Friday 22 March 2013

Devil - Gather The Sinners (Album Review)



Album Type : Full Length
Date Released : 22/3/2013
Label : Soulseller
Gather the Sinners, album tracklisting:
1). Southern Son 6:14
2) Beyond the Gate 6:27
3) They Pale 3:28
4) Legacy 5:00
5) Restless Wanderer 4:26
6) Lead Me Astray 1:53
7) Ladies of the Night 5:20
8) Darkest Day 3:17
9) Mother Shipton Pt. I 4:42
10) Mother Shipton Pt. II 3:51
11) Demons on the Wheel 3:57
12) Coffin Regatta 4:14
Devil formed in 2009. They are from Nes, Akershus Norway. They are also a five piece band with the members having an impressive nine‘other’ current and previous projects. For quite a new band Devil have been busy making a name for themselves in the world of doom metal. Having supported Electric Wizard and released three recordings on Dutch label Soulseller records. They play a classic sounding Doom metal with sprinklings of NWOBHM. Devil are also heavily into the occult with their whole sound and image, they place themselves tightly in with bands like Blood Ceremony and the fantastic Uncle Acid and the Deadbeats. The new release, a compilation of songs from their original self released demo, The noble Savage single and their first full length Time to Repent.
Line - up
Stian Fossum - guitar
Ronny Østli - drums
Thomas Ljosaak - bass
Kai Wanderås - guitar
Joakim Trangsrud - vocals
It's been about a year and a half since the release of 'Time To Repent', the punkish retro rockin' debut album from Norwegian doomsters Devil.   ‘Gather the Sinners’ is a strong sequel, continuing the strong punk/doom identity established on the debut while adding texturally to their sonic palate.  From the rad cover art through to songs like “Restless Wanderer” and “Ladies of the Night”, a newfound proto-metal vibe haunts the affair.

Much like the early progression of Iron Maiden, the collective mind of Devil appears to be slowly transitioning from a punk ethos to a more metal one.  Make no mistake, Devil continue to be the satanic bastard punk children of Black Sabbath, with this side of the band rearing its Mohawked head on “They Pale” and “Darkest Days”, but the band adds doses of early Metallica here or there, slows the ingredients down by half, and voila!  A doomy NWOBHM sound emerges.   Where the last album relied on catchiness from the vocal melody and tight, short structures to carry the songs, this one relies on bigger riffs and more adventurous soundscapes.

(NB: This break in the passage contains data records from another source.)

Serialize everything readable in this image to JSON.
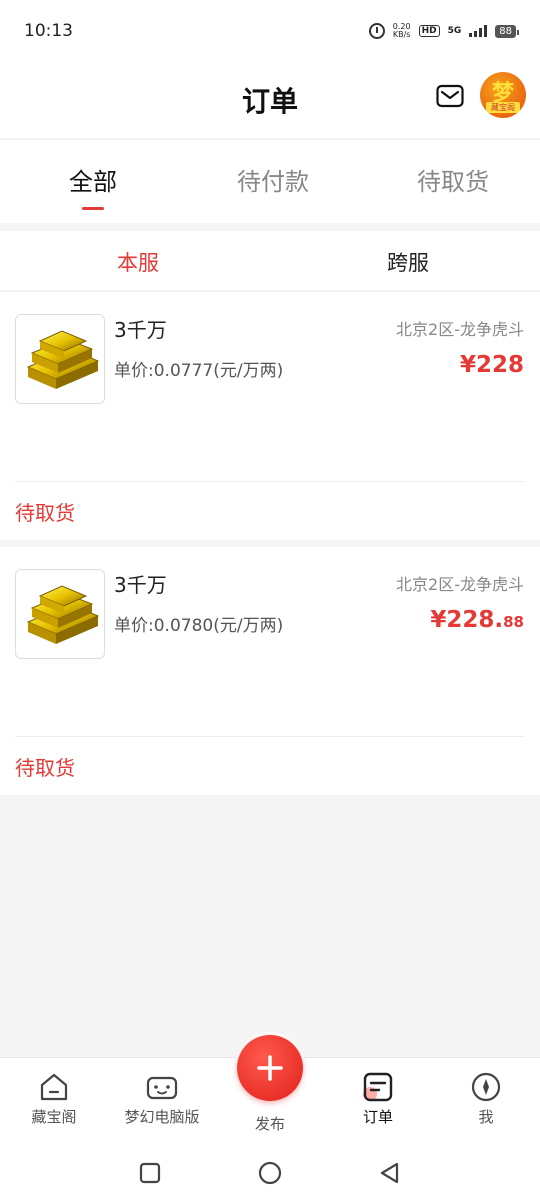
{
  "status_bar": {
    "time": "10:13",
    "net_speed_value": "0.20",
    "net_speed_unit": "KB/s",
    "hd": "HD",
    "network": "5G",
    "battery": "88"
  },
  "header": {
    "title": "订单",
    "avatar_char": "梦",
    "avatar_sub": "藏宝阁"
  },
  "tabs": [
    {
      "label": "全部"
    },
    {
      "label": "待付款"
    },
    {
      "label": "待取货"
    }
  ],
  "subtabs": [
    {
      "label": "本服"
    },
    {
      "label": "跨服"
    }
  ],
  "orders": [
    {
      "title": "3千万",
      "server": "北京2区-龙争虎斗",
      "unit_price": "单价:0.0777(元/万两)",
      "price_main": "¥228",
      "price_cents": "",
      "status": "待取货"
    },
    {
      "title": "3千万",
      "server": "北京2区-龙争虎斗",
      "unit_price": "单价:0.0780(元/万两)",
      "price_main": "¥228.",
      "price_cents": "88",
      "status": "待取货"
    }
  ],
  "bottom_nav": {
    "items": [
      {
        "label": "藏宝阁",
        "icon": "home-icon"
      },
      {
        "label": "梦幻电脑版",
        "icon": "gamepad-icon"
      },
      {
        "label": "订单",
        "icon": "order-icon"
      },
      {
        "label": "我",
        "icon": "compass-icon"
      }
    ],
    "publish_label": "发布"
  },
  "colors": {
    "accent": "#e53935",
    "muted": "#888888"
  }
}
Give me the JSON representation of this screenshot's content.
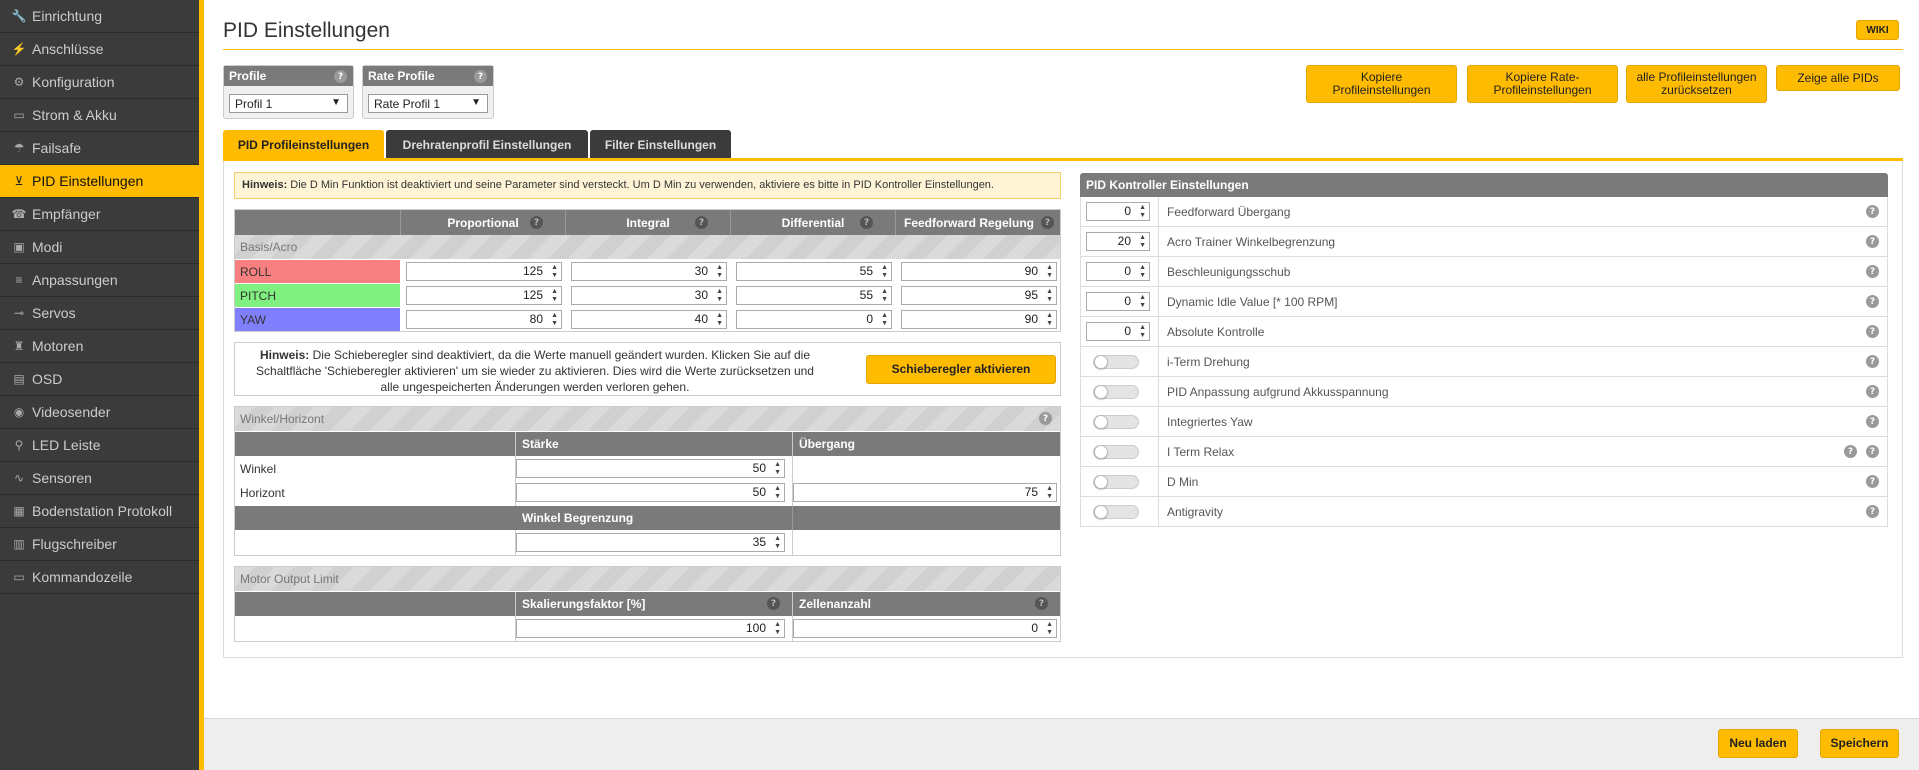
{
  "sidebar": {
    "items": [
      {
        "label": "Einrichtung",
        "icon": "wrench-icon",
        "glyph": "🔧"
      },
      {
        "label": "Anschlüsse",
        "icon": "plug-icon",
        "glyph": "⚡"
      },
      {
        "label": "Konfiguration",
        "icon": "gear-icon",
        "glyph": "⚙"
      },
      {
        "label": "Strom & Akku",
        "icon": "battery-icon",
        "glyph": "▭"
      },
      {
        "label": "Failsafe",
        "icon": "parachute-icon",
        "glyph": "☂"
      },
      {
        "label": "PID Einstellungen",
        "icon": "hierarchy-icon",
        "glyph": "⊻"
      },
      {
        "label": "Empfänger",
        "icon": "receiver-icon",
        "glyph": "☎"
      },
      {
        "label": "Modi",
        "icon": "modes-icon",
        "glyph": "▣"
      },
      {
        "label": "Anpassungen",
        "icon": "sliders-icon",
        "glyph": "≡"
      },
      {
        "label": "Servos",
        "icon": "servo-icon",
        "glyph": "⊸"
      },
      {
        "label": "Motoren",
        "icon": "motor-icon",
        "glyph": "♜"
      },
      {
        "label": "OSD",
        "icon": "osd-icon",
        "glyph": "▤"
      },
      {
        "label": "Videosender",
        "icon": "broadcast-icon",
        "glyph": "◉"
      },
      {
        "label": "LED Leiste",
        "icon": "led-icon",
        "glyph": "⚲"
      },
      {
        "label": "Sensoren",
        "icon": "pulse-icon",
        "glyph": "∿"
      },
      {
        "label": "Bodenstation Protokoll",
        "icon": "log-icon",
        "glyph": "▦"
      },
      {
        "label": "Flugschreiber",
        "icon": "recorder-icon",
        "glyph": "▥"
      },
      {
        "label": "Kommandozeile",
        "icon": "terminal-icon",
        "glyph": "▭"
      }
    ],
    "active_index": 5
  },
  "header": {
    "title": "PID Einstellungen",
    "wiki": "WIKI"
  },
  "profile": {
    "label": "Profile",
    "selected": "Profil 1"
  },
  "rate_profile": {
    "label": "Rate Profile",
    "selected": "Rate Profil 1"
  },
  "buttons": {
    "copy_profile": "Kopiere Profileinstellungen",
    "copy_rate_profile": "Kopiere Rate-Profileinstellungen",
    "reset_all": "alle Profileinstellungen zurücksetzen",
    "show_all": "Zeige alle PIDs"
  },
  "tabs": [
    "PID Profileinstellungen",
    "Drehratenprofil Einstellungen",
    "Filter Einstellungen"
  ],
  "hint_dmin": {
    "strong": "Hinweis:",
    "text": " Die D Min Funktion ist deaktiviert und seine Parameter sind versteckt. Um D Min zu verwenden, aktiviere es bitte in PID Kontroller Einstellungen."
  },
  "pid_table": {
    "headers": [
      "Proportional",
      "Integral",
      "Differential",
      "Feedforward Regelung"
    ],
    "section": "Basis/Acro",
    "rows": [
      {
        "name": "ROLL",
        "color": "#f88080",
        "values": [
          "125",
          "30",
          "55",
          "90"
        ]
      },
      {
        "name": "PITCH",
        "color": "#80f080",
        "values": [
          "125",
          "30",
          "55",
          "95"
        ]
      },
      {
        "name": "YAW",
        "color": "#8080ff",
        "values": [
          "80",
          "40",
          "0",
          "90"
        ]
      }
    ]
  },
  "slider_hint": {
    "strong": "Hinweis:",
    "line1": " Die Schieberegler sind deaktiviert, da die Werte manuell geändert wurden. Klicken Sie auf die",
    "line2": "Schaltfläche 'Schieberegler aktivieren' um sie wieder zu aktivieren. Dies wird die Werte zurücksetzen und",
    "line3": "alle ungespeicherten Änderungen werden verloren gehen.",
    "button": "Schieberegler aktivieren"
  },
  "angle": {
    "section": "Winkel/Horizont",
    "col_strength": "Stärke",
    "col_transition": "Übergang",
    "row_angle": "Winkel",
    "row_horizon": "Horizont",
    "angle_strength": "50",
    "horizon_strength": "50",
    "horizon_transition": "75",
    "limit_label": "Winkel Begrenzung",
    "limit_value": "35"
  },
  "motor": {
    "section": "Motor Output Limit",
    "col_scale": "Skalierungsfaktor [%]",
    "col_cells": "Zellenanzahl",
    "scale_value": "100",
    "cells_value": "0"
  },
  "controller": {
    "title": "PID Kontroller Einstellungen",
    "number_rows": [
      {
        "label": "Feedforward Übergang",
        "value": "0"
      },
      {
        "label": "Acro Trainer Winkelbegrenzung",
        "value": "20"
      },
      {
        "label": "Beschleunigungsschub",
        "value": "0"
      },
      {
        "label": "Dynamic Idle Value [* 100 RPM]",
        "value": "0"
      },
      {
        "label": "Absolute Kontrolle",
        "value": "0"
      }
    ],
    "toggle_rows": [
      {
        "label": "i-Term Drehung"
      },
      {
        "label": "PID Anpassung aufgrund Akkusspannung"
      },
      {
        "label": "Integriertes Yaw"
      },
      {
        "label": "I Term Relax"
      },
      {
        "label": "D Min"
      },
      {
        "label": "Antigravity"
      }
    ]
  },
  "footer": {
    "reload": "Neu laden",
    "save": "Speichern"
  },
  "colors": {
    "accent": "#ffbb00",
    "sidebar": "#3b3b3b",
    "header": "#7a7a7a"
  }
}
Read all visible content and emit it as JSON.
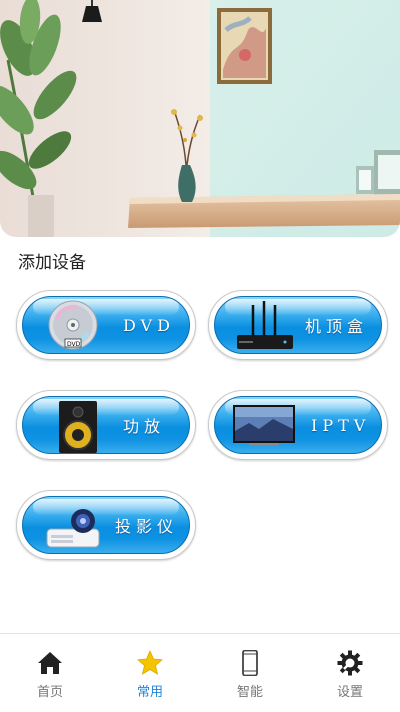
{
  "section": {
    "title": "添加设备"
  },
  "devices": [
    {
      "id": "dvd",
      "label": "DVD",
      "icon": "dvd-disc-icon"
    },
    {
      "id": "stb",
      "label": "机顶盒",
      "icon": "set-top-box-icon"
    },
    {
      "id": "amp",
      "label": "功放",
      "icon": "speaker-icon"
    },
    {
      "id": "iptv",
      "label": "IPTV",
      "icon": "tv-icon"
    },
    {
      "id": "proj",
      "label": "投影仪",
      "icon": "projector-icon"
    }
  ],
  "nav": {
    "items": [
      {
        "label": "首页",
        "icon": "home-icon",
        "active": false
      },
      {
        "label": "常用",
        "icon": "star-icon",
        "active": true
      },
      {
        "label": "智能",
        "icon": "phone-icon",
        "active": false
      },
      {
        "label": "设置",
        "icon": "gear-icon",
        "active": false
      }
    ]
  },
  "colors": {
    "accent": "#1f86d6",
    "button_blue": "#0a8ee0",
    "star": "#f5c400"
  }
}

While comparing the two albums, just on the surface, a few stats jump out at you.  The new album is seventeen minutes longer but only adds a pair of songs to `TTR`s total of ten.   Seven of the twelve tracks on `GTS` eclipse the four minute mark whereas four on the predecessor fail to crack three minutes.   Right away you can see this is a far more substantial effort altogether.  Where `TTR`s cover artwork featured stark graphic design with lots of negative space, `GTS` is busier, there's more going on, it's altogether darker, sketchier and less graphic.  With all this in mind, let's press play on the new record.
Indeed, you can hear it straight away.  Metal rules the day here, the riffs are slower, doomier and heavier than before, but they’ve still got plenty of driving force behind them.  The band launch into a shredding lead on the bridge of opening track “Southern Sun” throwing down the metal gauntlet with Pentagram as their patron saint.  The band then weaves its way “Beyond the Gate”, continuing the barrage of big riffs, and big structures. 

The tone is then set for the rest of the album with this combo of opening cuts.  It’s a solid one two punch, one that I doubt most people familiar with the band were expecting.  Still, there are some ‘expected’ moments on the record.  “Legacy” sounds as though it comes straight from the ‘TTR’ era with its catchy vocal melody, driving riff and punkish energy.  But the band gets right back to the metal with “Restless Wanderer”, it’s one of the standout tracks on the record, with a good ‘bangin’ riff and a drunken shout-along chorus.  Devil takes a medieval inspired mandolin break on “Lead Me Astray” which for some reason is more metal than anything else on the record. 

One could easily imagine this type of interlude on an old metal album, but you couldn’t possibly imagine this song on a punk record, any punk record.  It’s pretty clear at this point who Devil have sold their collective souls to.  The song “Demons on Wheels”  is one of the finest cuts on the album with a highly memorable guitar solo.
All in all, a satisfying array of air guitar headbangery, ‘Gather the Sinners’ makes an appropriate soundtrack to a goat sacrifice.  I’d say as a full album ‘Gather the Sinners’ blows ‘Time To Repent’ out of the water.  The first had more than its fair share of great moments but for consistency and pure diesel-chugging firepower, give me the new one.

Words : Lucas Klaukien

As always show your support to the band. You can buy the CD and vinyl is available here. Thanks to Jan @ SureShotWorx and Jorn @ Soulseller for hooking us up with the record.